Yoga has a way of calming the nervous system. Through deep breathing, long stretches and relaxing postures, yoga can help induce a good night’s sleep so you feel rested and ready for the day that lies ahead.
This simple yoga sequence is easy to do right before bed. Gather a pillow or two and find a wall with a little space around it. You may want to put on some soothing music, dim the lights and put on your cozy pajamas before you practice, as you will want to head straight to bed following the sequence.
Begin by sitting comfortably on the floor or on your bed.
Sounds weird, I know. But the benefits of alternate-nostril breathing include bringing balance to your prana, or life force, bringing a sense of calm and balance to the body. You become aware of your breathing in a new way, bringing your mind to focus on the present moment and away from distractions that might be causing restlessness or anxiety.
Bring your dominant hand up, place your thumb on the nearest nostril and close off the air. Take a breath in through the other nostril. Use your ring finger to close off the open nostril and lift the thumb from the first nostril and exhale. Inhale through that same open nostril, then close it off with the thumb and exhale on the other side. Repeat this technique, switching sides on the exhales for at least 10 rounds, breathing deeply with each inhale and exhale.
From your seated position, fold your legs so you are sitting on your knees with the tops of your feet underneath you. Bow forward until your forehead touches the ground. It’s a good idea to spread your knees to allow your upper body to deepen. If this is not a comfortable position, tuck a pillow between your hips and your calves, and also put a pillow under your forehead. Try to find a position that is comfortable. Your arms can stretch out in front with palms facing down or rest alongside the body with the palms facing up.
Stay here, breathing deeply for several minutes. Focus on your breath, paying attention to each inhale and each exhale. Noticing the length and the quality of each breath, try to keep your mind from wandering. Direct your breath to your middle and upper back as you inhale, and to your lower back and hips as you exhale.
Lie on your back and bring your knees to your chest. Gently begin to lower both knees to the right side, aiming to keep your shoulders glued to the ground. Turn your gaze toward the left side.
To increase comfort, place one pillow between the knees and one pillow under the right knee. Pause here and breathe, bringing your focus into your hips and lower back. Stay here for 10 to 15 breaths and then switch sides.
Reclined Bound Angle
Still lying on your back, bring your feet to the ground with knees bent. Part your knees and bring the soles of your feet to touch. For extra support, place one pillow under each knee.

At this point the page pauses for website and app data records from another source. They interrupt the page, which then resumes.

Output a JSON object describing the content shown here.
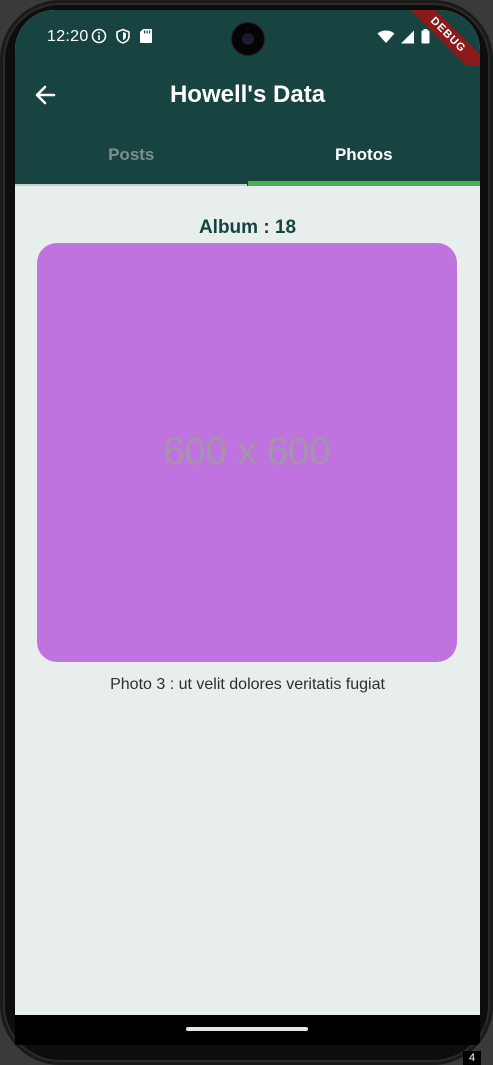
{
  "status_bar": {
    "time": "12:20",
    "left_icons": [
      "info-icon",
      "shield-icon",
      "sd-card-icon"
    ],
    "right_icons": [
      "wifi-icon",
      "cell-signal-icon",
      "battery-icon"
    ]
  },
  "debug_banner": "DEBUG",
  "app_bar": {
    "title": "Howell's Data",
    "back_icon": "arrow-back-icon"
  },
  "tabs": [
    {
      "label": "Posts",
      "active": false
    },
    {
      "label": "Photos",
      "active": true
    }
  ],
  "content": {
    "album_title": "Album : 18",
    "photo_placeholder_text": "600 x 600",
    "photo_color": "#bf73df",
    "caption": "Photo 3 : ut velit dolores veritatis fugiat"
  },
  "colors": {
    "app_bar": "#174440",
    "tab_indicator": "#4caf50",
    "background": "#e8eeec"
  },
  "corner_badge": "4"
}
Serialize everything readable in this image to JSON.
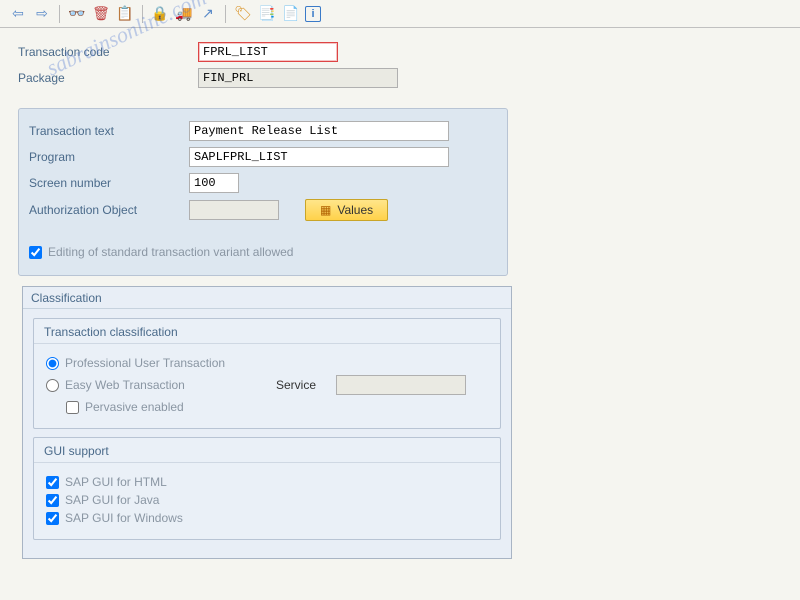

Let your shoulders and jaw relax and close your eyes. Bring one hand to your heart and one hand to your belly and think about breathing from the belly up on your inhale and from the chest down to the belly on your exhale. Keep your breaths long and smooth like gentle waves rolling in and out on the shore. Stay here fore 10 to 15 breaths.
Legs Up the Wall
A supported inversion, this pose helps get blood flowing back to the heart and sometimes causes so much relaxation you fall asleep right there. Bring a pillow under your hips for slight elevation. Scoot your hips as close to the wall as you can, then lie down and stretch your legs up the wall.
Before you settle into the pose, you might have to play with the distance between your hips and the wall. Find a comfortable distance you can hold for several minutes.
Bring your arms alongside your body and let your shoulders move away from your ears and down into the floor or bed. Drop your gaze toward your thighs and begin to focus on breathing deeply. Stay here for at least five minutes. To exit, remove the pillow from under your hips and roll to one side.
These yoga poses, combined with deep, mindful breathing will help bring your body and mind into a deeply relaxed state. Calming the mind and releasing tension will prepare the body for a good night’s rest.
See original article at ACE Fitness.